Decreased in-hospital mortality in patients with COVID-19 pneumonia

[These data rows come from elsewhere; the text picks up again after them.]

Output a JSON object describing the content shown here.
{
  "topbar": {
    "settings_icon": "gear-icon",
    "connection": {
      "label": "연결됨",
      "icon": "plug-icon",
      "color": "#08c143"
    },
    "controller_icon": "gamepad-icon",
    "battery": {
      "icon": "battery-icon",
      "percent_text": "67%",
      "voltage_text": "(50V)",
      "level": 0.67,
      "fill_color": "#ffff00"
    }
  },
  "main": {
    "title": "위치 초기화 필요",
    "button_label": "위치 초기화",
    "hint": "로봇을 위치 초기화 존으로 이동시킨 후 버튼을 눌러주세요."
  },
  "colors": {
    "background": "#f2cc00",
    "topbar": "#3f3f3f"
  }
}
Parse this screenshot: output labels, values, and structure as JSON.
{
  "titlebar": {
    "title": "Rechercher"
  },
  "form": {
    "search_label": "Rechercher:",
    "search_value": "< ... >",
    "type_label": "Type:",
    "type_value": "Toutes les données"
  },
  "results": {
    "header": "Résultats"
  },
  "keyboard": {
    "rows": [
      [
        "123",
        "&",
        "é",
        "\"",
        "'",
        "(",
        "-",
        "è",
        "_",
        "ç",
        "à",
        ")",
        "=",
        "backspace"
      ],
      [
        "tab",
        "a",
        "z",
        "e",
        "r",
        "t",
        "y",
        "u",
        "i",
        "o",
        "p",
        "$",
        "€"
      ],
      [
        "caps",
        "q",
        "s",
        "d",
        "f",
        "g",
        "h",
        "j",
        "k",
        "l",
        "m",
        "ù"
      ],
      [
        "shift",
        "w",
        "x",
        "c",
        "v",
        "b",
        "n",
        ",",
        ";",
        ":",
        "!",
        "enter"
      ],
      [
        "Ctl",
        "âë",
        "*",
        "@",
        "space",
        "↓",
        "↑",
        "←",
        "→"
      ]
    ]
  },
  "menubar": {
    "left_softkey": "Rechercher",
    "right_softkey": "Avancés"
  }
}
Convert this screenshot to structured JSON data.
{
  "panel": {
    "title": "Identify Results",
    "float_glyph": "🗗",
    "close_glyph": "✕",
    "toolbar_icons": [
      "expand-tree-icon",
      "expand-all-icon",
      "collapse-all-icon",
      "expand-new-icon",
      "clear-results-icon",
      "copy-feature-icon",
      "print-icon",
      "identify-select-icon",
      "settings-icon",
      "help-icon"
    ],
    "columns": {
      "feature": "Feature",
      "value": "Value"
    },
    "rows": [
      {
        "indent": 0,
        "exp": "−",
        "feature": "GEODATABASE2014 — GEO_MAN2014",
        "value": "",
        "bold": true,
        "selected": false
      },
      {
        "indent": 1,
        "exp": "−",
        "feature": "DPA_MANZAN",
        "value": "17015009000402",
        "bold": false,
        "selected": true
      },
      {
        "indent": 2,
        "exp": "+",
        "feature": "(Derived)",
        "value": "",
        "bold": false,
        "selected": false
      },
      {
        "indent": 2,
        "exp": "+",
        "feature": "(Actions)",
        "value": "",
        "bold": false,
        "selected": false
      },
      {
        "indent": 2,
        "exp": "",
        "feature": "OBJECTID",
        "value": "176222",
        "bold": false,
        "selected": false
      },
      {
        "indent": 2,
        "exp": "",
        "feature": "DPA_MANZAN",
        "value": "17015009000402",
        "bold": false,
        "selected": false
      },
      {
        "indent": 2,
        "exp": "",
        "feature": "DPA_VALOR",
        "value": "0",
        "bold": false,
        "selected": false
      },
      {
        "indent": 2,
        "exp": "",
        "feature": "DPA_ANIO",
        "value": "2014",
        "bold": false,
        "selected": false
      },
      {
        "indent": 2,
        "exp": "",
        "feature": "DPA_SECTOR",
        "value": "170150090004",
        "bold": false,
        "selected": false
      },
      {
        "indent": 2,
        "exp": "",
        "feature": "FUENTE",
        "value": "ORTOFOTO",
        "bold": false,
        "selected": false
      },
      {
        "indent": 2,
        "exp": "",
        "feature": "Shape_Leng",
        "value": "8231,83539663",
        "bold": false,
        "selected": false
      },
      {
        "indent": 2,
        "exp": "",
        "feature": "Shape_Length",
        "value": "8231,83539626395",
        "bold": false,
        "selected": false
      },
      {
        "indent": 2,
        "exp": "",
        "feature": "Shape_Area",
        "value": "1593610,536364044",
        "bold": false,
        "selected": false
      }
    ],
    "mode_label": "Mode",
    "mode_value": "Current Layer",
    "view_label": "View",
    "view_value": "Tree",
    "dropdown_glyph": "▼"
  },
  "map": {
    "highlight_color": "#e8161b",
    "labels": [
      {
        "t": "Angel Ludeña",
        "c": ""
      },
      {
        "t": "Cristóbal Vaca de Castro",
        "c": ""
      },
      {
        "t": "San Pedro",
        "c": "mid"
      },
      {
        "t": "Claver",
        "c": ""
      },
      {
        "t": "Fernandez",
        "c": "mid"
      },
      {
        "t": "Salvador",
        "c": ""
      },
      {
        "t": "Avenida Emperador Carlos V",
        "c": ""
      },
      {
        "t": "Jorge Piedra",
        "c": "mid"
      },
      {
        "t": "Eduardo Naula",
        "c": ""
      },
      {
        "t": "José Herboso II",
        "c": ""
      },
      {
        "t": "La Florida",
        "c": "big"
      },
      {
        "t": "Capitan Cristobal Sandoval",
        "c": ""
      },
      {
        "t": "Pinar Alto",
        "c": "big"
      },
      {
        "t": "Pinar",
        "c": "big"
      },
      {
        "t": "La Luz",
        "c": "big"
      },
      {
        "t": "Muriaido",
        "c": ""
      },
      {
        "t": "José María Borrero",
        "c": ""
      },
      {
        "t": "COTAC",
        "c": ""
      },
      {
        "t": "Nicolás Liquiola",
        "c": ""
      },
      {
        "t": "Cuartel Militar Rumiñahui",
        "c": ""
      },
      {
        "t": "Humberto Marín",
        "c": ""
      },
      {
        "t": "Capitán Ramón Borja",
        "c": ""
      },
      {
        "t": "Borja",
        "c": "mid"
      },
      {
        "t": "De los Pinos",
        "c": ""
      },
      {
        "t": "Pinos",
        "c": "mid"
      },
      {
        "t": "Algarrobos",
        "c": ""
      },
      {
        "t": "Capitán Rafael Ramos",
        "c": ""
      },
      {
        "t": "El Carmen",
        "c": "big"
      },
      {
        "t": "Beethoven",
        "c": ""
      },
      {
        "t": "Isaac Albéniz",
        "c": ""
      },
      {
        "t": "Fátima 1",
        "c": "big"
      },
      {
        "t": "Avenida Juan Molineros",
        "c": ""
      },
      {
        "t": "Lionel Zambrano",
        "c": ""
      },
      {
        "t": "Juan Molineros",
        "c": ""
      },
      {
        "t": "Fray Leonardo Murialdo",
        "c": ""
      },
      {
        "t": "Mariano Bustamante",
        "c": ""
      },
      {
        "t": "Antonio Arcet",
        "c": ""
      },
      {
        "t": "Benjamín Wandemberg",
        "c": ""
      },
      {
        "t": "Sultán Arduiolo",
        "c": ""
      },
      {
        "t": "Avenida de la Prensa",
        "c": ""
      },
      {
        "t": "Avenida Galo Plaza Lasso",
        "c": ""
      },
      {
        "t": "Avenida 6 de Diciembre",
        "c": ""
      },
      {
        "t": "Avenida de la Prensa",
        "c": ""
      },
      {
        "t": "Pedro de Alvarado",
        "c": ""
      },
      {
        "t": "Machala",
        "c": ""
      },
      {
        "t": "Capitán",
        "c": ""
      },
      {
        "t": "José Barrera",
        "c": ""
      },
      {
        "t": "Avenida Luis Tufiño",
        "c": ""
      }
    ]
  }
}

Clinical manifestations of COVID-19 may range from asymptomatic to severe interstitial pneumonia with acute respiratory distress syndrome (ARDS) and death. COVID-19 mortality rates vary greatly [1] and the most reliable assessment of mortality comes from patients admitted due to severe cases of pneumonia [2]. At San Raffaele Hospital in Milano, Italy, we managed the COVID-19 outbreak with dynamic reorganization, and an increase in bed capacity. From 25 February until 13 May 2020, 950 consecutive adults were admitted, 68% were male and the mean age was 65 years (Table 1). Intensive Care Unit (ICU) beds raised progressively up to 56 beds with a proportion of 17% (range 10–20%) of the entire bed capacity. Table 1. COVID-19 patients characteristic and logistic model for mortality. CSVDisplay Table Here, we report the mortality rates across time for COVID-19 patients admitted at our institution. Patients are divided into temporal quartiles of 20 days each. Date of last follow-up was 12 June 2020. Minimum follow-up of the last patients hospitalized was 30 days. A total of 129/950 (14%) patients required ICU. Of the 950 patients, 30-day mortality was 164/950 (17%), with a dramatic drop in the mortality rate after the first time quartile, decreasing from 24% to 2% (Figure 1). Age and time of admission were independent predictors of hospital mortality in the multivariate model (Table 1). There are a number of possible reasons that may explain these findings. In our institution, the proportion of patients requiring ICU decreased over time from 17% to 7%, without significant changes in patients’ age, suggesting a decreased severity of clinical presentation and progression. Understanding the pathophysiology of the disease [3], improving patients’ management and treatments [4] targeted to specific pathways of hyper-inflammation and microvascular thrombosis associated with COVID-19 may have contributed to a reduction of mortality. The establishment of the national Italian lockdown from 9 March has been a cornerstone for limiting the SARS-CoV-2 spread, as well as the large use of respiratory protective devices and other measures of social distancing. Additionally, the co-infection of respiratory pathogens (i.e. seasonal influenza viruses) might have decreased, and this factor could have had an impact on disease severity. Recent findings [5] highlight the possible correlation between the pollutant emissions and region-specific climatic features in the areas mostly impacted by the COVID-19 outbreaks. A concomitant reduction of air pollution could be associated with a further decrease in factors associated with morbidity. Finally, the tracking of virus population diversity in time through SARS-CoV-2 [6] mutations could potentially establish a correlation of viral fitness and eventually viral attenuation with observed clinical outcomes. Our observation of a current reduction in the mortality of COVID-19 may contribute to the planning of social and economic measures during the post-pandemic phase. Figure 1. COVID-19 patients admitted in general wards and ICU per temporal quartiles and mortality rates.